Danger: 2-4
Views: 4-5
Interest 4
Is it worth doing? Yes, definitely.
Time for the trip: Minimum is a full day(12 hours) if you want to travel all the road. Much better count 2 days and camp somewhere.
Suitable for: Any Landrover, any driver except the optional sections mentioned later
Those sections are only for experienced drivers,a 4low position on the transfer box is mandatory= I suggest not to take Freelanders on that special stretch. Rest is fine however and those sections can be easily avoided..

Left: Track profile of the first stretch. Height im metres above sea level, distance in kilometres from start near Camporosso to the waypoint #100.

This road is what's left of the giant net of old military roads built before WW2. Those were part of a program to reduce the unemployment by Mussolini. A maze of military roads were built to connect fortresses and outlooks at the borders. Similar networks exist also in the north. Most of them are quite worn today as there's hardly any maintenance at all. It's only to the foundations which were built to accept the weight of heavy trucks who withstand the erosion under the sometimes very hard conditions up the mountains.

Start is on the main road S548 which starts on the coast near Ventimiglia.Go off the motorway from France at the exit Ventimiglia, th first one after the border. Follow the signs to the city. You cross the river Roya and turn right towards the centre. There seems to be a permanent trafic jam there. Down the road lies a railway crossing which is closed 23 hours a day (at least to us it seemed so). Take the main road through Ventimiglia. It's disgusting if you are not used to italian driving style. Everybody seems to cut in front of you, trafic laws seem to be non existant. But surprisingly all goes well when you just go on. There don't seem to be more accidents than anywhere else even with the Kamikaze-style italian motorcycle drivers tackle the road. Look at the large picture below and see the motorcycle in the mirror. I was driving at quite a speed then and had switched on my blinkers way ahead as well as turned left. Even then that fool tried to overtake. Pretty typical of italian driving style. The more south you go the worse it gets.

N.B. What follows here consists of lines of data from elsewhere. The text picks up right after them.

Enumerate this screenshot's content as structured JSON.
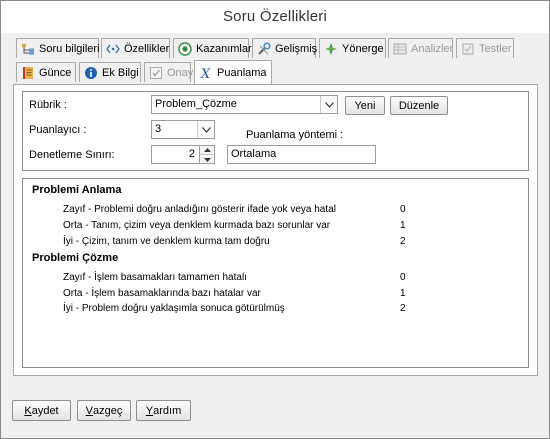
{
  "window": {
    "title": "Soru Özellikleri"
  },
  "tabs": [
    {
      "label": "Soru bilgileri",
      "icon": "info-tree-icon",
      "state": "normal"
    },
    {
      "label": "Özellikler",
      "icon": "code-brackets-icon",
      "state": "normal"
    },
    {
      "label": "Kazanımlar",
      "icon": "target-icon",
      "state": "normal"
    },
    {
      "label": "Gelişmiş",
      "icon": "tools-icon",
      "state": "normal"
    },
    {
      "label": "Yönerge",
      "icon": "compass-icon",
      "state": "normal"
    },
    {
      "label": "Analizler",
      "icon": "table-icon",
      "state": "disabled"
    },
    {
      "label": "Testler",
      "icon": "test-icon",
      "state": "disabled"
    },
    {
      "label": "Günce",
      "icon": "notebook-icon",
      "state": "normal"
    },
    {
      "label": "Ek Bilgi",
      "icon": "info-circle-icon",
      "state": "normal"
    },
    {
      "label": "Onay",
      "icon": "checkbox-icon",
      "state": "disabled"
    },
    {
      "label": "Puanlama",
      "icon": "formula-icon",
      "state": "active"
    }
  ],
  "form": {
    "rubric_label": "Rübrik :",
    "rubric_value": "Problem_Çözme",
    "new_button": "Yeni",
    "edit_button": "Düzenle",
    "scorer_label": "Puanlayıcı :",
    "scorer_value": "3",
    "method_label": "Puanlama yöntemi :",
    "limit_label": "Denetleme Sınırı:",
    "limit_value": "2",
    "method_value": "Ortalama"
  },
  "rubric": [
    {
      "title": "Problemi Anlama",
      "rows": [
        {
          "desc": "Zayıf - Problemi doğru anladığını gösterir ifade yok veya hatal",
          "points": "0"
        },
        {
          "desc": "Orta - Tanım, çizim veya denklem kurmada bazı sorunlar var",
          "points": "1"
        },
        {
          "desc": "İyi - Çizim, tanım ve denklem kurma tam doğru",
          "points": "2"
        }
      ]
    },
    {
      "title": "Problemi Çözme",
      "rows": [
        {
          "desc": "Zayıf - İşlem basamakları tamamen hatalı",
          "points": "0"
        },
        {
          "desc": "Orta - İşlem basamaklarında bazı hatalar var",
          "points": "1"
        },
        {
          "desc": "İyi - Problem doğru yaklaşımla sonuca götürülmüş",
          "points": "2"
        }
      ]
    }
  ],
  "footer": {
    "save": {
      "first": "K",
      "rest": "aydet"
    },
    "cancel": {
      "first": "V",
      "rest": "azgeç"
    },
    "help": {
      "first": "Y",
      "rest": "ardım"
    }
  },
  "colors": {
    "window_bg": "#f0f0f0",
    "panel_bg": "#ffffff",
    "disabled_text": "#9a9a9a",
    "border": "#a9a9a9"
  }
}
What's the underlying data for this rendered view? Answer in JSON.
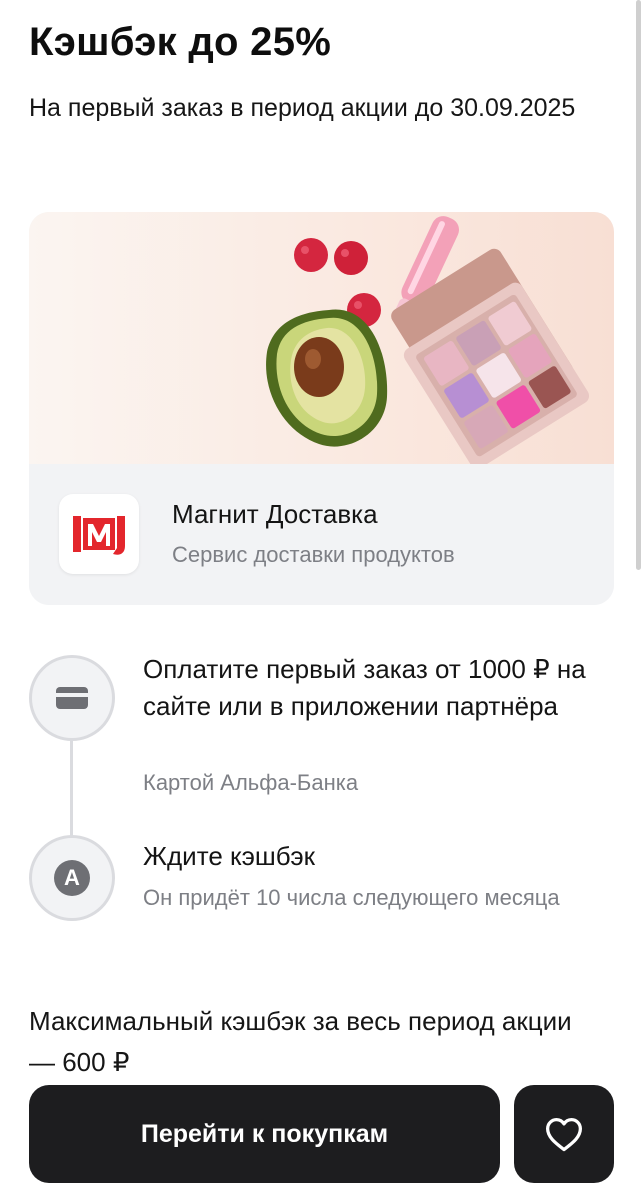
{
  "header": {
    "title": "Кэшбэк до 25%",
    "subtitle": "На первый заказ в период акции до 30.09.2025"
  },
  "partner": {
    "name": "Магнит Доставка",
    "description": "Сервис доставки продуктов",
    "logo_text": "М",
    "brand_color": "#e3262c"
  },
  "steps": [
    {
      "icon": "card-icon",
      "title": "Оплатите первый заказ от 1000 ₽ на сайте или в приложении партнёра",
      "note": "Картой Альфа-Банка"
    },
    {
      "icon": "alfa-bank-icon",
      "icon_letter": "А",
      "title": "Ждите кэшбэк",
      "note": "Он придёт 10 числа следующего месяца"
    }
  ],
  "max_cashback": "Максимальный кэшбэк за весь период акции — 600 ₽",
  "actions": {
    "primary_label": "Перейти к покупкам",
    "favorite_icon": "heart-icon"
  },
  "colors": {
    "button_bg": "#1d1d1f",
    "muted_text": "#7d7f85",
    "card_bg": "#f2f3f5"
  }
}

So you drive up the road towards Dolceaqua and Pigna. You cross the motorway which is on a bridge high above you and about 1 km later you come to this turnoff pictured right. The roadsigns point to San Giacomo, Ciaixe and Brunetti (left). So turn left towards that direction.

Immediately the road narrows and goes strongly uphill. Soon it's impossible to cross another car. Use your horn liberally as locals come down at quite a speed.




Waypoint 75: Go straight on. Left is a turnoff to San Giacomo.

Waypoint 76: Also straight on (picture right). The road to the left is signposted to Ciaixe, Magauda and Ventimiglia (??) and was not on my new map. If this is a through street it would mean you don't have to drive through Ventimiglia, a shortcut of maybe a full hour. Anyway, you drive straight on.


Waypoint 77: Straight on. Road comes from the back left.

Waypoint 78: Keep right. Another road turns off to the left.

Waypoint 79: T to the right. You are now on a larger road which goes from the bridge after Dolceaqua to Rocchetta.


Waypoint 80: You reach the main road from Ventimiglia to Pigna.

Turn left. You can see a very small stretch of tarmac going off left and uphill just before the main intersection. Theoretically this one would go uphill and reach the road you want later to use, being a shortcut of many kilometres. I tried it and couldn't find the way out. The small road goes up at an hairrising steepness and seems to end in the backyards of some houses where I turned around. So you better go left at the main intersection towards Pigna.

Click here for part 2 of this roadbook